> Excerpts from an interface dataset
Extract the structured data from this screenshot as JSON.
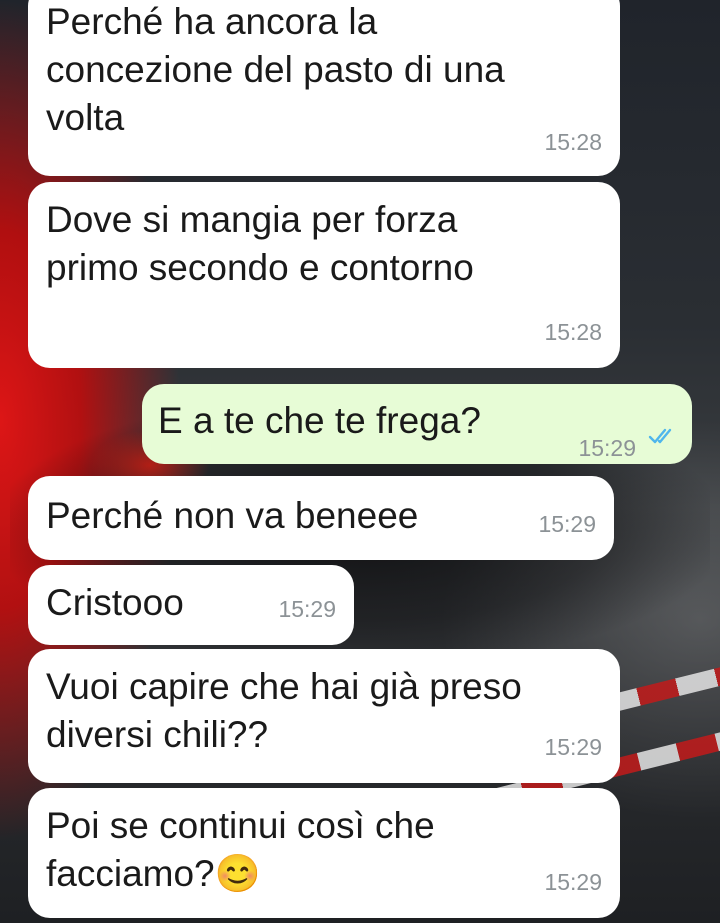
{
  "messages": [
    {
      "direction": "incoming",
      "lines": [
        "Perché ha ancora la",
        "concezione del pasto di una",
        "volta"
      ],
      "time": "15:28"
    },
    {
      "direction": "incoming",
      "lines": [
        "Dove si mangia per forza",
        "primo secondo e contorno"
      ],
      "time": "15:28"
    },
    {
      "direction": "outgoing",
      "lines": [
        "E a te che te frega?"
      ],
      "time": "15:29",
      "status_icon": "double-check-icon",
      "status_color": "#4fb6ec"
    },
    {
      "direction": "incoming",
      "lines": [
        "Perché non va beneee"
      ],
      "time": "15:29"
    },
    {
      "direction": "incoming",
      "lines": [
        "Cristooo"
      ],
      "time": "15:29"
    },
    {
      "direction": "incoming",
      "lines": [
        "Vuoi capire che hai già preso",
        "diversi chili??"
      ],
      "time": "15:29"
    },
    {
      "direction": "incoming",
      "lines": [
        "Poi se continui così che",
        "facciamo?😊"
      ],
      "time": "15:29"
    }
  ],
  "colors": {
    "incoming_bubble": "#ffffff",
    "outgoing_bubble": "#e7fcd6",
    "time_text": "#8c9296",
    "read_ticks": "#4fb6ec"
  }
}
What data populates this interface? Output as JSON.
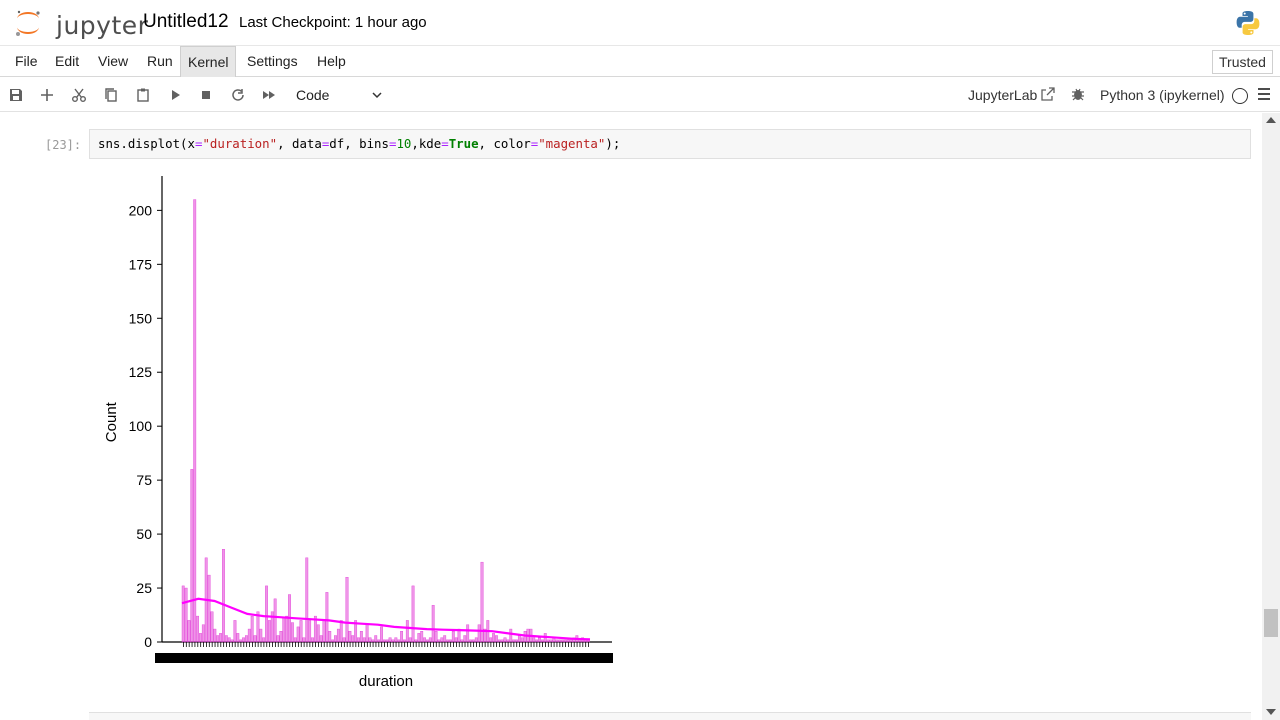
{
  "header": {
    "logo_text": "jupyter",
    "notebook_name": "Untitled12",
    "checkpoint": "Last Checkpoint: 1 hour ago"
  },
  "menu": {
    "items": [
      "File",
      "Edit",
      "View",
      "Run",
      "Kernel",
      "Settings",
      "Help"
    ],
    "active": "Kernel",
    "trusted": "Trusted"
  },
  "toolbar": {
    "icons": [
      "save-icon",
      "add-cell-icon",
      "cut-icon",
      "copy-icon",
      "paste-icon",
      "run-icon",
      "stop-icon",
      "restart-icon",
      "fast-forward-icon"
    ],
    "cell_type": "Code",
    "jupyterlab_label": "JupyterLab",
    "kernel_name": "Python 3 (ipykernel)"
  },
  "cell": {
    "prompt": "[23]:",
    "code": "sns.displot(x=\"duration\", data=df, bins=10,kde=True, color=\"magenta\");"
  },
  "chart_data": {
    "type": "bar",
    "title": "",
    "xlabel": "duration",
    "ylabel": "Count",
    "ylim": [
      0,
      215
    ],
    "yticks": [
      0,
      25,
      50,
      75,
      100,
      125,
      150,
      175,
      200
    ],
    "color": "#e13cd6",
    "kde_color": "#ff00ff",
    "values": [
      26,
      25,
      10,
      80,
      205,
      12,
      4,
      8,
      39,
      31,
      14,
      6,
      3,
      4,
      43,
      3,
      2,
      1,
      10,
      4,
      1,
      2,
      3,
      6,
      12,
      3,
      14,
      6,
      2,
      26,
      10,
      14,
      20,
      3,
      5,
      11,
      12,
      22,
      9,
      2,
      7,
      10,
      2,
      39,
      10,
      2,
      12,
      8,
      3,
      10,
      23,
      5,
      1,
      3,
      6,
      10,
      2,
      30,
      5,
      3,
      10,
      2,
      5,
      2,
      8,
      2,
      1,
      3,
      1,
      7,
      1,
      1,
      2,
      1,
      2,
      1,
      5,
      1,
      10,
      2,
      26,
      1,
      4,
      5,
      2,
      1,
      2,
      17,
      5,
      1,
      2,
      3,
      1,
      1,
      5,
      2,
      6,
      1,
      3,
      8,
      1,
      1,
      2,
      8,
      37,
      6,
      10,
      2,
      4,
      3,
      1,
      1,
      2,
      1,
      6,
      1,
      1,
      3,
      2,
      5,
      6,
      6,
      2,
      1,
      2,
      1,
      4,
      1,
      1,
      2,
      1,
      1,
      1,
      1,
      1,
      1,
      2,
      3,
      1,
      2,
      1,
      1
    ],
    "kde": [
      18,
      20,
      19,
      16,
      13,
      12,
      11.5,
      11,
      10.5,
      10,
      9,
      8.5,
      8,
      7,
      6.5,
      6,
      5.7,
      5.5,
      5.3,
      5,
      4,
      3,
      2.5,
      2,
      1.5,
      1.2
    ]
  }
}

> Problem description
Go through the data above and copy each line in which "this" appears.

> Answer
Extract the structured data from this screenshot as JSON.
What data populates this interface? Output as JSON.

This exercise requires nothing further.